Walter looked up after what seemed an eternity. The ember had gone out, and on the edge of the desk Gale now sat behind was a contract. Stunned, Walter looked up at Gale.

“I ask nothing of my clients but the truth. The truth can always be defended.”

© Shyla Fairfax-Owen

 

 

 

 

Reflections

“Show me how to fight.”

Reese looked at Daria. There was a fire in her eyes that was beginning to match his own. In the short time that he had known this mysterious woman, he had seen her dark skin grow thicker and her demeanour grow rougher. He wouldn’t have described her as naive when they met, but he wouldn’t have imagined seeing her become this.

“You think you’re ready for that?”

“I don’t have a choice, Reese. Do I?”

After a long, dramatic pause, Reese clenched his jaw and gritted his teeth. “No. No you don’t.” He had seen what happened to people who didn’t learn how to fight; to people he let not learn how to fight.
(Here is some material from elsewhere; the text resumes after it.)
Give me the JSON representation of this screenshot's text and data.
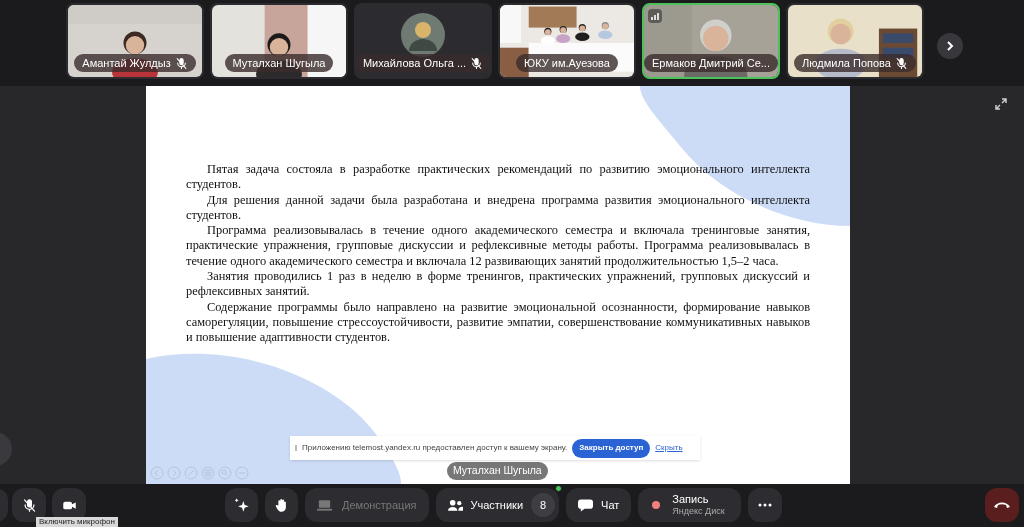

She had been travelling for weeks. She was tired, worn down, skinny. It was painful to watch her try to muster the energy for a proper fight. If she was attacked alone, she was a goner. Reese tried not to let his fear for her show, but after the eighth time she hit the hard ground, he insisted they move on to target practice.

“Where’d you come from?” he asked as they loaded their guns. He had meant to ask a long time ago, but couldn’t.
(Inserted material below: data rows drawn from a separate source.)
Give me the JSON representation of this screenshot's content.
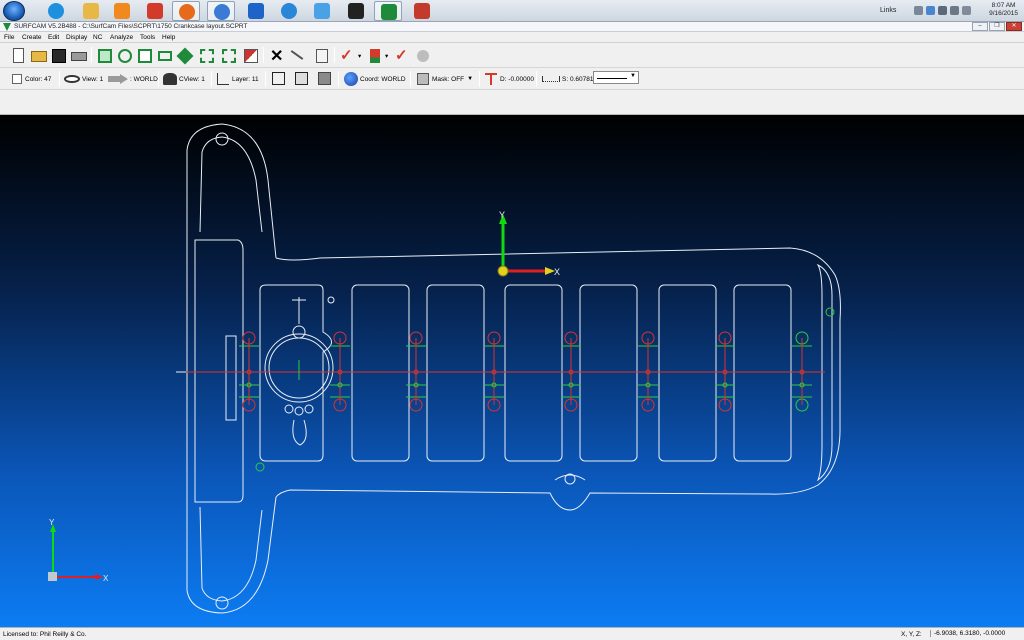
{
  "taskbar": {
    "apps": [
      {
        "name": "windows-start",
        "color": "#2f7ad6"
      },
      {
        "name": "internet-explorer",
        "color": "#1f8fe0"
      },
      {
        "name": "file-explorer",
        "color": "#e8b846"
      },
      {
        "name": "media-player",
        "color": "#f08a1e"
      },
      {
        "name": "solidworks",
        "color": "#d43a2a"
      },
      {
        "name": "firefox",
        "color": "#e56a1b"
      },
      {
        "name": "browser-blue",
        "color": "#3a7bd5"
      },
      {
        "name": "app-6",
        "color": "#1e63c7"
      },
      {
        "name": "app-blue-globe",
        "color": "#2a86d8"
      },
      {
        "name": "app-windows-logo",
        "color": "#4aa2e6"
      },
      {
        "name": "app-dark",
        "color": "#222222"
      },
      {
        "name": "surfcam",
        "color": "#1f8a3a"
      },
      {
        "name": "app-image",
        "color": "#c33a2a"
      }
    ],
    "tray_links": "Links",
    "clock_time": "8:07 AM",
    "clock_date": "9/16/2015"
  },
  "window": {
    "title": "SURFCAM V5.2B488 - C:\\SurfCam Files\\SCPRT\\1750 Crankcase layout.SCPRT"
  },
  "menu": [
    "File",
    "Create",
    "Edit",
    "Display",
    "NC",
    "Analyze",
    "Tools",
    "Help"
  ],
  "toolbar2": {
    "color": "Color: 47",
    "view": "View: 1",
    "world": ": WORLD",
    "cview": "CView: 1",
    "layer": "Layer: 11",
    "coord": "Coord: WORLD",
    "mask": "Mask: OFF",
    "depth": "D: -0.00000",
    "spacing": "S: 0.60781"
  },
  "status": {
    "license": "Licensed to: Phil Reilly & Co.",
    "xyz_label": "X, Y, Z:",
    "xyz_value": "-6.9038, 6.3180, -0.0000"
  },
  "axis_labels": {
    "x": "X",
    "y": "Y"
  },
  "colors": {
    "outline": "#e9eef5",
    "red": "#d8332d",
    "green": "#2ecc40",
    "axis_green": "#12d812",
    "axis_red": "#e02020",
    "yellow": "#e0d020"
  }
}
Daria shrugged, avoiding eye contact. “A bit of everywhere, I guess.”

“And the sickness?” That’s what Reese really wanted to ask. He didn’t care where she grew up, where she came from, or where she was going. He just wanted to know if the sickness had spread; if it really was taking over the world.

“What about it?” she asked coldly as she raised her gun and aimed at her target: a dirty, broken bottle.

Reese shook his head. He could feel an angry heat rising in him. Why did she have to make everything so fucking difficult?

Daria shot. The bullet knocked over the bottle, shattering it from its centre.

“It’s everywhere,” she whispered, eyeing her handy work.

Reese wiped the sweat from his forehead. He used to burn in the sun, but after months of living nowhere, scrounging for food, killing to not be killed – he had adapted. When he caught his reflection now and again, it made his heart skip a little. It was unfamiliar, his tanned skin and hardened eyes. It was all so unfamiliar. He looked at Daria; her lips pursed as she re-loaded. He barely knew her, and yet he pitied her, knowing she too would soon enough jump at her own reflection.

© Shyla Fairfax-Owen